At this point go back to my first point know where you stand then decide where you are going.
The only thing to know left after you have thought about all of this and have taken time to prepare is…
Know when to start.
This is a rant so I apologise now.
Let me make this clear: These views are my own and do not necessarily represent any organisation I am associated with.
So what are your memories of the major international rugby tournament so far?
Firstly let me say that I do hope that this event will be successful and yes even that the New Zealand team has a great tournament.
I hope that our country will be better off economically as a result of hosting it.
I also hope that visitors coming to New Zealand will take their time to enjoy the scenic wonders of our beautiful land.
For me, this rugby event has brought big corporate sponsors dictating what the public can wear; what businesses can or can’t say; how people spend their own money; overpriced branded replica rugby jerseys; and now promotional campaigns that reduce New Zealanders and rugby supporters to be the object of local and international ridicule.
Although I do not follow rugby or any particular sport I respect the fact that many people do. “Grass root” support of rugby, and other sport, is part of the rich culture of New Zealand. These blunders by sponsors or may be by their marketing companies, whether deliberate or accidental, have tarnished New Zealand and New Zealanders.

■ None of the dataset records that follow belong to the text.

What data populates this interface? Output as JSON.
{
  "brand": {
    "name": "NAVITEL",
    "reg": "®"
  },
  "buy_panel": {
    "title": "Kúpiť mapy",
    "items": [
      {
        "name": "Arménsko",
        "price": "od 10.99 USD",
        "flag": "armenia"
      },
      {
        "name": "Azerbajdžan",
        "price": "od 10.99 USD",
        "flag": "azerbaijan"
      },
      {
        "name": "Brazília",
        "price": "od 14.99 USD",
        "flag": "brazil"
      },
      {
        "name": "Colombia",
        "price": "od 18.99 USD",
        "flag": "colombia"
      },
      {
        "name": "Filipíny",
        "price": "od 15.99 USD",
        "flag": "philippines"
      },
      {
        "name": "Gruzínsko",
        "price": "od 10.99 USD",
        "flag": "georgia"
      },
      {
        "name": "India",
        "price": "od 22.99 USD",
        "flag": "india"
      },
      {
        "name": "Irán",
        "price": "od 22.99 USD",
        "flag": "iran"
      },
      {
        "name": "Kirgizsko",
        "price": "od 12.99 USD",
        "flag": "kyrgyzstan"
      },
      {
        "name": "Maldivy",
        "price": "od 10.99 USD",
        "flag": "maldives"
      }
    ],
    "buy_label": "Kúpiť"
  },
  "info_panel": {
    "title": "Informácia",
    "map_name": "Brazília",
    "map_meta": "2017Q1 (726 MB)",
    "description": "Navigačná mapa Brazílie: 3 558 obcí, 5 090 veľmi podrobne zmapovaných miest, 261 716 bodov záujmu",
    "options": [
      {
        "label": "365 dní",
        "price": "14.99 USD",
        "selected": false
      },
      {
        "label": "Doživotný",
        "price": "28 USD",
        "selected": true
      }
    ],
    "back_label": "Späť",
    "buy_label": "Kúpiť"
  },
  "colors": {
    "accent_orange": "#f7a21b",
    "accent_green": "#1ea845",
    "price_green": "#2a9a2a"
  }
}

The role of sponsorship is to help fund the events while providing an opportunity to promote the sponsors’ own products and services. So far very few of the major event sponsors for this event will entice me to buy or use their products. In this regard I feel that they have done themselves a disservice and have alienated the very people they are trying to reach.
So what about you, what are your memories of this major sporting event so far?